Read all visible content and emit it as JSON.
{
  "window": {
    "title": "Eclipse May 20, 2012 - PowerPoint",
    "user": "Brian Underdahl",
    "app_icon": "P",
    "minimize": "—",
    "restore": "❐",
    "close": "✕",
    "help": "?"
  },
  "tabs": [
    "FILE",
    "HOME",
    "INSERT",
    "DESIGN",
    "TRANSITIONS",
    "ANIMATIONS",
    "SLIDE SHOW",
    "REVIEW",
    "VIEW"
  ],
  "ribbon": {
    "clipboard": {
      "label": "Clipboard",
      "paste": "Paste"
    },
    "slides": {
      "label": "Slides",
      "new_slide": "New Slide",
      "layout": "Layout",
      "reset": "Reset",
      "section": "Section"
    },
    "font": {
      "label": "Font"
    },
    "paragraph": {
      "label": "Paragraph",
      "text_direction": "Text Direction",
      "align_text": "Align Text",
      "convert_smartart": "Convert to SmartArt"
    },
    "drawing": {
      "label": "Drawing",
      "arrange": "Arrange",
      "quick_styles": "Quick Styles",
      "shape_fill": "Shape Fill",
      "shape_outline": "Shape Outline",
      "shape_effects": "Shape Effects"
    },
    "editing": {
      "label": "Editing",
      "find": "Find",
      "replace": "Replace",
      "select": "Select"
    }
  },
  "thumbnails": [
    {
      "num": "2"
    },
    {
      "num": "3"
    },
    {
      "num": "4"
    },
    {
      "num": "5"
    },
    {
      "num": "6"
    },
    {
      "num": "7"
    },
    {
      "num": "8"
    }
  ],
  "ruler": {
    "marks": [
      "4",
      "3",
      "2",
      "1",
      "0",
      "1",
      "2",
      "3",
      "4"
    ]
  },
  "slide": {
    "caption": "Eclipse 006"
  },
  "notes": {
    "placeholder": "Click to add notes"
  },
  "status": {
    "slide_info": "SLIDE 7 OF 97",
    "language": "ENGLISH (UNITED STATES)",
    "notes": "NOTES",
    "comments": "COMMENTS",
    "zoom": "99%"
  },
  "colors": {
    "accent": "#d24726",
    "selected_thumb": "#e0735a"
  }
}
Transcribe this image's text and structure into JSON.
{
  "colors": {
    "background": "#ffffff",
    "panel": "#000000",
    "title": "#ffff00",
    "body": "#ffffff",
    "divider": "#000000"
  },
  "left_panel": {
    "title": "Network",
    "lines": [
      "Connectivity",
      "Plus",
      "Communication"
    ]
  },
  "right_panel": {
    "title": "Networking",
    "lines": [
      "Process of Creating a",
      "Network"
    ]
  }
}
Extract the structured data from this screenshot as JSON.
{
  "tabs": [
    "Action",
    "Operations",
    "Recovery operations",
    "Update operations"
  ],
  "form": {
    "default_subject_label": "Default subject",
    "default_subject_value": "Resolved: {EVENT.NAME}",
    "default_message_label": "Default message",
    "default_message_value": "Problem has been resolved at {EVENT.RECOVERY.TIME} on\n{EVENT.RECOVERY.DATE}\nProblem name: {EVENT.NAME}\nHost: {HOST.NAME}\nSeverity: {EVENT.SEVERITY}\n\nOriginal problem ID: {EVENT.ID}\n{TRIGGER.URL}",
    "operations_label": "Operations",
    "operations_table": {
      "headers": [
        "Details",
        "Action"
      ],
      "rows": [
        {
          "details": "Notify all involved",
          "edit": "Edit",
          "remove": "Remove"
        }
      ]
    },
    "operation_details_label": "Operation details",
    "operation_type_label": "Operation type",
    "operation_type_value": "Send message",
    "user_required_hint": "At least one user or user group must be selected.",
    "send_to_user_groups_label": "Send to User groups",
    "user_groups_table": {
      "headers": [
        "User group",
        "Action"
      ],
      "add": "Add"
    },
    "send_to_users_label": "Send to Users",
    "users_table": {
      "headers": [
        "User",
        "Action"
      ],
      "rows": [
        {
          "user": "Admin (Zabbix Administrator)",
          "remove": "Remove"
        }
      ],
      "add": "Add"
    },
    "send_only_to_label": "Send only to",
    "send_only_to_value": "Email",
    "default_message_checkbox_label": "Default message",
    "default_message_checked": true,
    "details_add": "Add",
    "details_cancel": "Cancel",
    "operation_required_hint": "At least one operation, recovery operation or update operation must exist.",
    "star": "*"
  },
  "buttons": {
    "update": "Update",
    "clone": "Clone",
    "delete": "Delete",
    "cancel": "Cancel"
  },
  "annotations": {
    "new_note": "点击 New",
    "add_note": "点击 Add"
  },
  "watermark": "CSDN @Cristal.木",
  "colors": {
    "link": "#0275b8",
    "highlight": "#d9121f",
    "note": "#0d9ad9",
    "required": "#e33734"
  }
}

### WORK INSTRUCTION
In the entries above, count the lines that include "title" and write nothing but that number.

### SOLUTION TO THE PROBLEM
4